▶ Entries supplied
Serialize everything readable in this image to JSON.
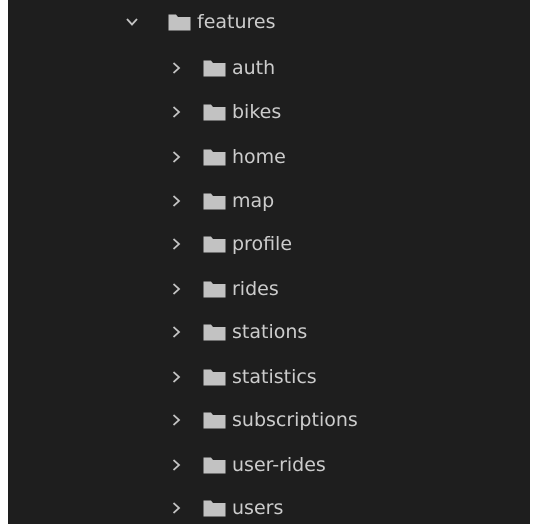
{
  "explorer": {
    "root": {
      "label": "features",
      "expanded": true,
      "icon": "folder-icon",
      "chevron": "chevron-down-icon"
    },
    "children": [
      {
        "label": "auth"
      },
      {
        "label": "bikes"
      },
      {
        "label": "home"
      },
      {
        "label": "map"
      },
      {
        "label": "profile"
      },
      {
        "label": "rides"
      },
      {
        "label": "stations"
      },
      {
        "label": "statistics"
      },
      {
        "label": "subscriptions"
      },
      {
        "label": "user-rides"
      },
      {
        "label": "users"
      }
    ],
    "child_chevron": "chevron-right-icon",
    "colors": {
      "background": "#1e1e1e",
      "text": "#cccccc",
      "folder": "#c2c2c2",
      "chevron": "#c5c5c5"
    }
  }
}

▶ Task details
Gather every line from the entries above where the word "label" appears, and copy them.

▶ Task result
      "label": "features",
        "label": "auth"
        "label": "bikes"
        "label": "home"
        "label": "map"
        "label": "profile"
        "label": "rides"
        "label": "stations"
        "label": "statistics"
        "label": "subscriptions"
        "label": "user-rides"
        "label": "users"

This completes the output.